**Task brief**
Write the data out again exactly, with no pictures.

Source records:

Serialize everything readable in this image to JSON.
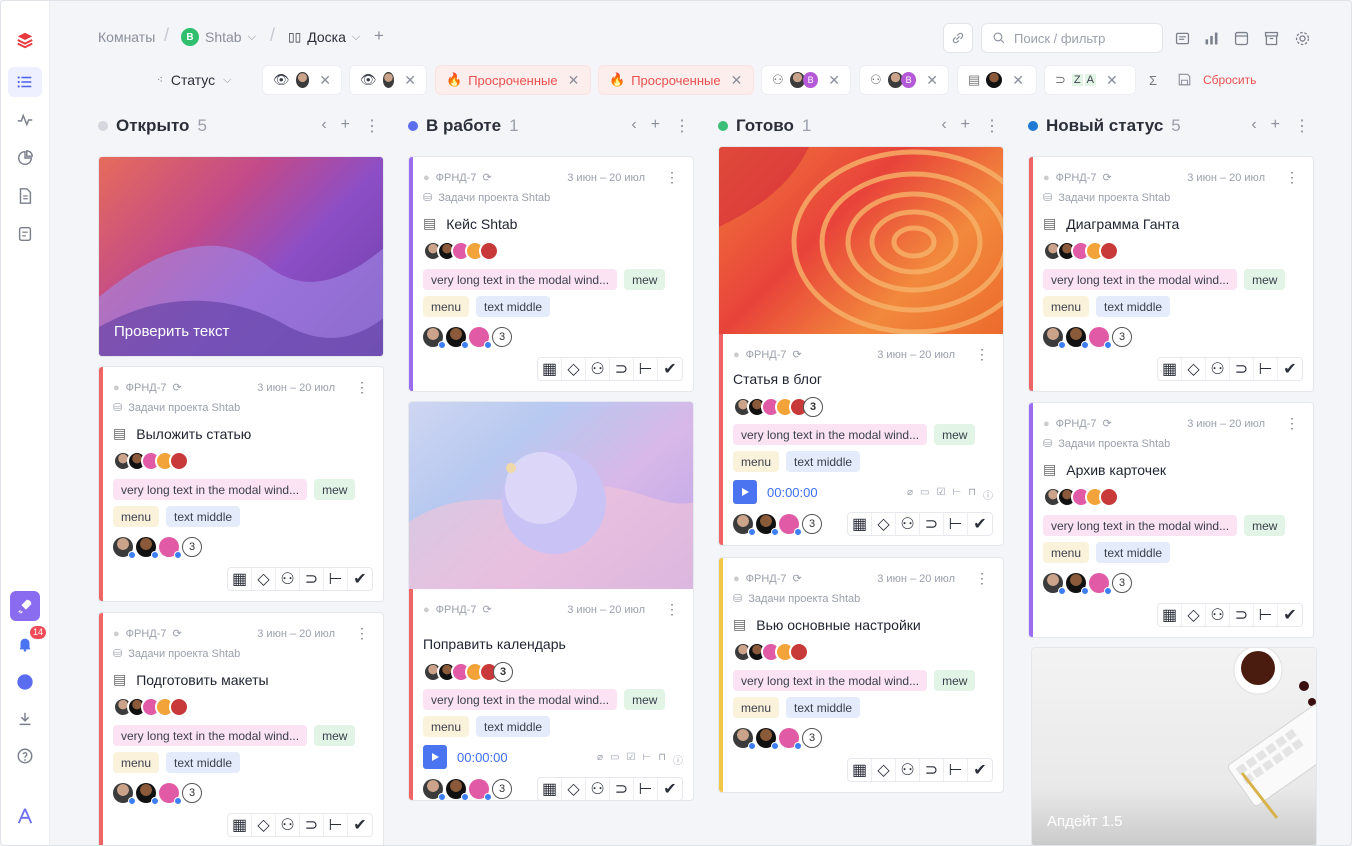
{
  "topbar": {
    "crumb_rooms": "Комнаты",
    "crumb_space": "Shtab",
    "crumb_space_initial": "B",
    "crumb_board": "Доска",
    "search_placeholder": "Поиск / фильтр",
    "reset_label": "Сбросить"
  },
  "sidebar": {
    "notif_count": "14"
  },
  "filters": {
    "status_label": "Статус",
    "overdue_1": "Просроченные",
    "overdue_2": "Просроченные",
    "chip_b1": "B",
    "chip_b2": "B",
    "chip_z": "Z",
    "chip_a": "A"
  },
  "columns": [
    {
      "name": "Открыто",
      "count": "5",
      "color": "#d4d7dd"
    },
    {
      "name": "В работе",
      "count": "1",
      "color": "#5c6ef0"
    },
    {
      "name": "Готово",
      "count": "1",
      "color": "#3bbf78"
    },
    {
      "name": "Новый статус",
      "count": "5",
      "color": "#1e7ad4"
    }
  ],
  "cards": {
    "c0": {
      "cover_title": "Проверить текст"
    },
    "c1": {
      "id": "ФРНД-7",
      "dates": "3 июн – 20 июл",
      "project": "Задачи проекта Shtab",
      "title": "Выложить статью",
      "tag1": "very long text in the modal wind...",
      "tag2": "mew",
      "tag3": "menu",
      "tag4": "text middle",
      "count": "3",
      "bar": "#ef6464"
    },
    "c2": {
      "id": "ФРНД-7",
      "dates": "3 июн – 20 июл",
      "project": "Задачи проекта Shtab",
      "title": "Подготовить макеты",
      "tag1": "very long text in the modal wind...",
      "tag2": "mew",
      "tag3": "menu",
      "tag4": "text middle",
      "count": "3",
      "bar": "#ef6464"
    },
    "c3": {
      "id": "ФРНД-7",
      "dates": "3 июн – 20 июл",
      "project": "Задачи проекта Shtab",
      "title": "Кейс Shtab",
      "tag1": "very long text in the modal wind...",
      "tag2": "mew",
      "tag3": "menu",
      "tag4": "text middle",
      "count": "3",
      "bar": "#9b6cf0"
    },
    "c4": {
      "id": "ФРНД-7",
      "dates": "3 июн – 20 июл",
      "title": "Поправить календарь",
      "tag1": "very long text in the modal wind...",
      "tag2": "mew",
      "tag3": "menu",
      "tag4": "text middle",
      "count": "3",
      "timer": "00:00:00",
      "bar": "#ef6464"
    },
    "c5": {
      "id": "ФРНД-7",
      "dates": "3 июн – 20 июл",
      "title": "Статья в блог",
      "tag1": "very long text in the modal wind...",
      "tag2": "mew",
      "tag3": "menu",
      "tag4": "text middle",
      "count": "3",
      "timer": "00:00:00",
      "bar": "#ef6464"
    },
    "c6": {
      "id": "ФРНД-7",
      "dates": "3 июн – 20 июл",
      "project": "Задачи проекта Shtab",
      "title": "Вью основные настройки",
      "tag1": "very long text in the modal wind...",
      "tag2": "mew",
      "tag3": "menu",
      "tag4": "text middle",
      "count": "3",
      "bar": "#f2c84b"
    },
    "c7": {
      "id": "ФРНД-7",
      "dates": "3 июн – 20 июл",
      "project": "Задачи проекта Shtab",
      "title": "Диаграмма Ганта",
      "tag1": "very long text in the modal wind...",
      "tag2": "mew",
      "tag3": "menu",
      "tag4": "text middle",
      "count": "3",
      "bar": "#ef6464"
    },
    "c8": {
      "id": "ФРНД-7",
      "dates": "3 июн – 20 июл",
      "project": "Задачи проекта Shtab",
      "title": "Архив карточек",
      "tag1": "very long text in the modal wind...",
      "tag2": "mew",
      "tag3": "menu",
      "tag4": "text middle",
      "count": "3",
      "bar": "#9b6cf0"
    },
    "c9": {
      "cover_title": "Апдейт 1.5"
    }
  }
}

**Written answer**
Serialize everything readable in this image to JSON.
{
  "topbar": {
    "crumb_rooms": "Комнаты",
    "crumb_space": "Shtab",
    "crumb_space_initial": "B",
    "crumb_board": "Доска",
    "search_placeholder": "Поиск / фильтр",
    "reset_label": "Сбросить"
  },
  "sidebar": {
    "notif_count": "14"
  },
  "filters": {
    "status_label": "Статус",
    "overdue_1": "Просроченные",
    "overdue_2": "Просроченные",
    "chip_b1": "B",
    "chip_b2": "B",
    "chip_z": "Z",
    "chip_a": "A"
  },
  "columns": [
    {
      "name": "Открыто",
      "count": "5",
      "color": "#d4d7dd"
    },
    {
      "name": "В работе",
      "count": "1",
      "color": "#5c6ef0"
    },
    {
      "name": "Готово",
      "count": "1",
      "color": "#3bbf78"
    },
    {
      "name": "Новый статус",
      "count": "5",
      "color": "#1e7ad4"
    }
  ],
  "cards": {
    "c0": {
      "cover_title": "Проверить текст"
    },
    "c1": {
      "id": "ФРНД-7",
      "dates": "3 июн – 20 июл",
      "project": "Задачи проекта Shtab",
      "title": "Выложить статью",
      "tag1": "very long text in the modal wind...",
      "tag2": "mew",
      "tag3": "menu",
      "tag4": "text middle",
      "count": "3",
      "bar": "#ef6464"
    },
    "c2": {
      "id": "ФРНД-7",
      "dates": "3 июн – 20 июл",
      "project": "Задачи проекта Shtab",
      "title": "Подготовить макеты",
      "tag1": "very long text in the modal wind...",
      "tag2": "mew",
      "tag3": "menu",
      "tag4": "text middle",
      "count": "3",
      "bar": "#ef6464"
    },
    "c3": {
      "id": "ФРНД-7",
      "dates": "3 июн – 20 июл",
      "project": "Задачи проекта Shtab",
      "title": "Кейс Shtab",
      "tag1": "very long text in the modal wind...",
      "tag2": "mew",
      "tag3": "menu",
      "tag4": "text middle",
      "count": "3",
      "bar": "#9b6cf0"
    },
    "c4": {
      "id": "ФРНД-7",
      "dates": "3 июн – 20 июл",
      "title": "Поправить календарь",
      "tag1": "very long text in the modal wind...",
      "tag2": "mew",
      "tag3": "menu",
      "tag4": "text middle",
      "count": "3",
      "timer": "00:00:00",
      "bar": "#ef6464"
    },
    "c5": {
      "id": "ФРНД-7",
      "dates": "3 июн – 20 июл",
      "title": "Статья в блог",
      "tag1": "very long text in the modal wind...",
      "tag2": "mew",
      "tag3": "menu",
      "tag4": "text middle",
      "count": "3",
      "timer": "00:00:00",
      "bar": "#ef6464"
    },
    "c6": {
      "id": "ФРНД-7",
      "dates": "3 июн – 20 июл",
      "project": "Задачи проекта Shtab",
      "title": "Вью основные настройки",
      "tag1": "very long text in the modal wind...",
      "tag2": "mew",
      "tag3": "menu",
      "tag4": "text middle",
      "count": "3",
      "bar": "#f2c84b"
    },
    "c7": {
      "id": "ФРНД-7",
      "dates": "3 июн – 20 июл",
      "project": "Задачи проекта Shtab",
      "title": "Диаграмма Ганта",
      "tag1": "very long text in the modal wind...",
      "tag2": "mew",
      "tag3": "menu",
      "tag4": "text middle",
      "count": "3",
      "bar": "#ef6464"
    },
    "c8": {
      "id": "ФРНД-7",
      "dates": "3 июн – 20 июл",
      "project": "Задачи проекта Shtab",
      "title": "Архив карточек",
      "tag1": "very long text in the modal wind...",
      "tag2": "mew",
      "tag3": "menu",
      "tag4": "text middle",
      "count": "3",
      "bar": "#9b6cf0"
    },
    "c9": {
      "cover_title": "Апдейт 1.5"
    }
  }
}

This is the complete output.